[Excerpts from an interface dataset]
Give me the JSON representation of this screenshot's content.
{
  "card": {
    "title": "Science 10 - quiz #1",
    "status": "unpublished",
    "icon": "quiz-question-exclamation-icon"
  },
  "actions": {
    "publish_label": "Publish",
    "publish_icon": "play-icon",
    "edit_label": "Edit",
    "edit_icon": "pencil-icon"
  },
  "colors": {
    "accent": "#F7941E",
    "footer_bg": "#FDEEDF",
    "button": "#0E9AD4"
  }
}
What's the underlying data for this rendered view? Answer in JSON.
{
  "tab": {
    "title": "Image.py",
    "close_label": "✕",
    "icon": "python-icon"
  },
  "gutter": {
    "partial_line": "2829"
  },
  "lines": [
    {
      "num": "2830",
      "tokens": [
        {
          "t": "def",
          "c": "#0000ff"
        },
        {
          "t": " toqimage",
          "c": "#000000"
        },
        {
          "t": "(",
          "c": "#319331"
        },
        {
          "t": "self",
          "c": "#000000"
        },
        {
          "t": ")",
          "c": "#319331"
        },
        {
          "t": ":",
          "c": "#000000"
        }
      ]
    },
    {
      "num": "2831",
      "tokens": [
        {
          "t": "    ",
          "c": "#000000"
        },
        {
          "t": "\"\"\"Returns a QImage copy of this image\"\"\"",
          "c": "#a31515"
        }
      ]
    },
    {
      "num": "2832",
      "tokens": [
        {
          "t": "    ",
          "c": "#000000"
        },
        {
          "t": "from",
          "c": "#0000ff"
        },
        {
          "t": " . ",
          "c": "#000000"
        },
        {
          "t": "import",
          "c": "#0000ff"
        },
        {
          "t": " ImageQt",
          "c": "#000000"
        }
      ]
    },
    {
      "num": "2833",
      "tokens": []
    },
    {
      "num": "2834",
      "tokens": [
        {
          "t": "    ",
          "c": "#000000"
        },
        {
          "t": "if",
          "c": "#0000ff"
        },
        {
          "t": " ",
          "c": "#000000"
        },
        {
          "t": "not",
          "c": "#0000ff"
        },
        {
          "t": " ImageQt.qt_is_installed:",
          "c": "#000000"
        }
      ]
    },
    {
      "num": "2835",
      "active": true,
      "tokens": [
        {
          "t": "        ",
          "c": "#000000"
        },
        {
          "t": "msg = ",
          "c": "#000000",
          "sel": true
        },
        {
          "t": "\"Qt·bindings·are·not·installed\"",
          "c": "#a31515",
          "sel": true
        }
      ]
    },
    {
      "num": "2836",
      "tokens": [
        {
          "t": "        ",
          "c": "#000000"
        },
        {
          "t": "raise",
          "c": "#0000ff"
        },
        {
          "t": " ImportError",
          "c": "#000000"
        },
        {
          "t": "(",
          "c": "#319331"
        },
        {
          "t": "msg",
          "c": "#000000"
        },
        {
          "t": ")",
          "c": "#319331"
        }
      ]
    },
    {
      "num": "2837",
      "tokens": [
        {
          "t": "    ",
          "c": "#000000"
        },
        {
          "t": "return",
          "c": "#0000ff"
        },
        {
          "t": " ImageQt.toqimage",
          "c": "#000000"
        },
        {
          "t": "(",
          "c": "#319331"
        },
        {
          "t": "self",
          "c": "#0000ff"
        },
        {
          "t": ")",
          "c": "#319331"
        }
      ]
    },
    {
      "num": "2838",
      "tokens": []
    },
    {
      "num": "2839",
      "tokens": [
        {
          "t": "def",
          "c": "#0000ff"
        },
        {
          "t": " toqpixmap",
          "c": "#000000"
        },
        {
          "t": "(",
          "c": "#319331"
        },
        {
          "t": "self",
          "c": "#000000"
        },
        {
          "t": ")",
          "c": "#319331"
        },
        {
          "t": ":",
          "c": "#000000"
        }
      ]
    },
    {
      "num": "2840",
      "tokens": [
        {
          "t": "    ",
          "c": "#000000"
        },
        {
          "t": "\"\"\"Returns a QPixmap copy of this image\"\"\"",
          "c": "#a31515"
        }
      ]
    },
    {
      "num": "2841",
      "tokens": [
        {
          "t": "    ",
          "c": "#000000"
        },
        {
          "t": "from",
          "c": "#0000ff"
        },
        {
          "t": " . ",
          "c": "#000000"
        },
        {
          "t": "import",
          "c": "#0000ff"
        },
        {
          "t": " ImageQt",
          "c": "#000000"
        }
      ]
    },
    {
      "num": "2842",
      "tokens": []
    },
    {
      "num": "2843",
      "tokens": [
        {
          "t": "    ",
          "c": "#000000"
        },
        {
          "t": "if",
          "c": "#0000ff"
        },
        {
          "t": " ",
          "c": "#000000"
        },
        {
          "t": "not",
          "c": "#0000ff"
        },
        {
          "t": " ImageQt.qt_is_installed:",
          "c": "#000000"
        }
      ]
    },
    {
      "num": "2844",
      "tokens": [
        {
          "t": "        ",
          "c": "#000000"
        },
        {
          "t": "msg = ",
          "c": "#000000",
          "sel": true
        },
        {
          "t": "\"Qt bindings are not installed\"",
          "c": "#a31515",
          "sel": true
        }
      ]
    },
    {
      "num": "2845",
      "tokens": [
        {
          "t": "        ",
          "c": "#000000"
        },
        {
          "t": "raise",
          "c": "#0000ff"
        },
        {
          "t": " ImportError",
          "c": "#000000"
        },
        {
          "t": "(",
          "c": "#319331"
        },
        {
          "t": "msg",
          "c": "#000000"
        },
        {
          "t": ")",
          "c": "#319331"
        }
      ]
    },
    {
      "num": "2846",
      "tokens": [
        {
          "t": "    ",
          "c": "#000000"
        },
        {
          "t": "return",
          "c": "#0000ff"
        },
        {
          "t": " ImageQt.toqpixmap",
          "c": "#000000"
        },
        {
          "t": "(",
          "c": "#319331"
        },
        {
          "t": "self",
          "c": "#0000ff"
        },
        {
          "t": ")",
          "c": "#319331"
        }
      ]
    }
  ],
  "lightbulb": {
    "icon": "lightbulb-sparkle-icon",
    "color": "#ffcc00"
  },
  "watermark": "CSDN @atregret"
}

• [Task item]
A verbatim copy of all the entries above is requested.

• [Solution below]
Give me the JSON representation of this screenshot's content.
{
  "card": {
    "title": "Science 10 - quiz #1",
    "status": "unpublished",
    "icon": "quiz-question-exclamation-icon"
  },
  "actions": {
    "publish_label": "Publish",
    "publish_icon": "play-icon",
    "edit_label": "Edit",
    "edit_icon": "pencil-icon"
  },
  "colors": {
    "accent": "#F7941E",
    "footer_bg": "#FDEEDF",
    "button": "#0E9AD4"
  }
}
What's the underlying data for this rendered view? Answer in JSON.
{
  "tab": {
    "title": "Image.py",
    "close_label": "✕",
    "icon": "python-icon"
  },
  "gutter": {
    "partial_line": "2829"
  },
  "lines": [
    {
      "num": "2830",
      "tokens": [
        {
          "t": "def",
          "c": "#0000ff"
        },
        {
          "t": " toqimage",
          "c": "#000000"
        },
        {
          "t": "(",
          "c": "#319331"
        },
        {
          "t": "self",
          "c": "#000000"
        },
        {
          "t": ")",
          "c": "#319331"
        },
        {
          "t": ":",
          "c": "#000000"
        }
      ]
    },
    {
      "num": "2831",
      "tokens": [
        {
          "t": "    ",
          "c": "#000000"
        },
        {
          "t": "\"\"\"Returns a QImage copy of this image\"\"\"",
          "c": "#a31515"
        }
      ]
    },
    {
      "num": "2832",
      "tokens": [
        {
          "t": "    ",
          "c": "#000000"
        },
        {
          "t": "from",
          "c": "#0000ff"
        },
        {
          "t": " . ",
          "c": "#000000"
        },
        {
          "t": "import",
          "c": "#0000ff"
        },
        {
          "t": " ImageQt",
          "c": "#000000"
        }
      ]
    },
    {
      "num": "2833",
      "tokens": []
    },
    {
      "num": "2834",
      "tokens": [
        {
          "t": "    ",
          "c": "#000000"
        },
        {
          "t": "if",
          "c": "#0000ff"
        },
        {
          "t": " ",
          "c": "#000000"
        },
        {
          "t": "not",
          "c": "#0000ff"
        },
        {
          "t": " ImageQt.qt_is_installed:",
          "c": "#000000"
        }
      ]
    },
    {
      "num": "2835",
      "active": true,
      "tokens": [
        {
          "t": "        ",
          "c": "#000000"
        },
        {
          "t": "msg = ",
          "c": "#000000",
          "sel": true
        },
        {
          "t": "\"Qt·bindings·are·not·installed\"",
          "c": "#a31515",
          "sel": true
        }
      ]
    },
    {
      "num": "2836",
      "tokens": [
        {
          "t": "        ",
          "c": "#000000"
        },
        {
          "t": "raise",
          "c": "#0000ff"
        },
        {
          "t": " ImportError",
          "c": "#000000"
        },
        {
          "t": "(",
          "c": "#319331"
        },
        {
          "t": "msg",
          "c": "#000000"
        },
        {
          "t": ")",
          "c": "#319331"
        }
      ]
    },
    {
      "num": "2837",
      "tokens": [
        {
          "t": "    ",
          "c": "#000000"
        },
        {
          "t": "return",
          "c": "#0000ff"
        },
        {
          "t": " ImageQt.toqimage",
          "c": "#000000"
        },
        {
          "t": "(",
          "c": "#319331"
        },
        {
          "t": "self",
          "c": "#0000ff"
        },
        {
          "t": ")",
          "c": "#319331"
        }
      ]
    },
    {
      "num": "2838",
      "tokens": []
    },
    {
      "num": "2839",
      "tokens": [
        {
          "t": "def",
          "c": "#0000ff"
        },
        {
          "t": " toqpixmap",
          "c": "#000000"
        },
        {
          "t": "(",
          "c": "#319331"
        },
        {
          "t": "self",
          "c": "#000000"
        },
        {
          "t": ")",
          "c": "#319331"
        },
        {
          "t": ":",
          "c": "#000000"
        }
      ]
    },
    {
      "num": "2840",
      "tokens": [
        {
          "t": "    ",
          "c": "#000000"
        },
        {
          "t": "\"\"\"Returns a QPixmap copy of this image\"\"\"",
          "c": "#a31515"
        }
      ]
    },
    {
      "num": "2841",
      "tokens": [
        {
          "t": "    ",
          "c": "#000000"
        },
        {
          "t": "from",
          "c": "#0000ff"
        },
        {
          "t": " . ",
          "c": "#000000"
        },
        {
          "t": "import",
          "c": "#0000ff"
        },
        {
          "t": " ImageQt",
          "c": "#000000"
        }
      ]
    },
    {
      "num": "2842",
      "tokens": []
    },
    {
      "num": "2843",
      "tokens": [
        {
          "t": "    ",
          "c": "#000000"
        },
        {
          "t": "if",
          "c": "#0000ff"
        },
        {
          "t": " ",
          "c": "#000000"
        },
        {
          "t": "not",
          "c": "#0000ff"
        },
        {
          "t": " ImageQt.qt_is_installed:",
          "c": "#000000"
        }
      ]
    },
    {
      "num": "2844",
      "tokens": [
        {
          "t": "        ",
          "c": "#000000"
        },
        {
          "t": "msg = ",
          "c": "#000000",
          "sel": true
        },
        {
          "t": "\"Qt bindings are not installed\"",
          "c": "#a31515",
          "sel": true
        }
      ]
    },
    {
      "num": "2845",
      "tokens": [
        {
          "t": "        ",
          "c": "#000000"
        },
        {
          "t": "raise",
          "c": "#0000ff"
        },
        {
          "t": " ImportError",
          "c": "#000000"
        },
        {
          "t": "(",
          "c": "#319331"
        },
        {
          "t": "msg",
          "c": "#000000"
        },
        {
          "t": ")",
          "c": "#319331"
        }
      ]
    },
    {
      "num": "2846",
      "tokens": [
        {
          "t": "    ",
          "c": "#000000"
        },
        {
          "t": "return",
          "c": "#0000ff"
        },
        {
          "t": " ImageQt.toqpixmap",
          "c": "#000000"
        },
        {
          "t": "(",
          "c": "#319331"
        },
        {
          "t": "self",
          "c": "#0000ff"
        },
        {
          "t": ")",
          "c": "#319331"
        }
      ]
    }
  ],
  "lightbulb": {
    "icon": "lightbulb-sparkle-icon",
    "color": "#ffcc00"
  },
  "watermark": "CSDN @atregret"
}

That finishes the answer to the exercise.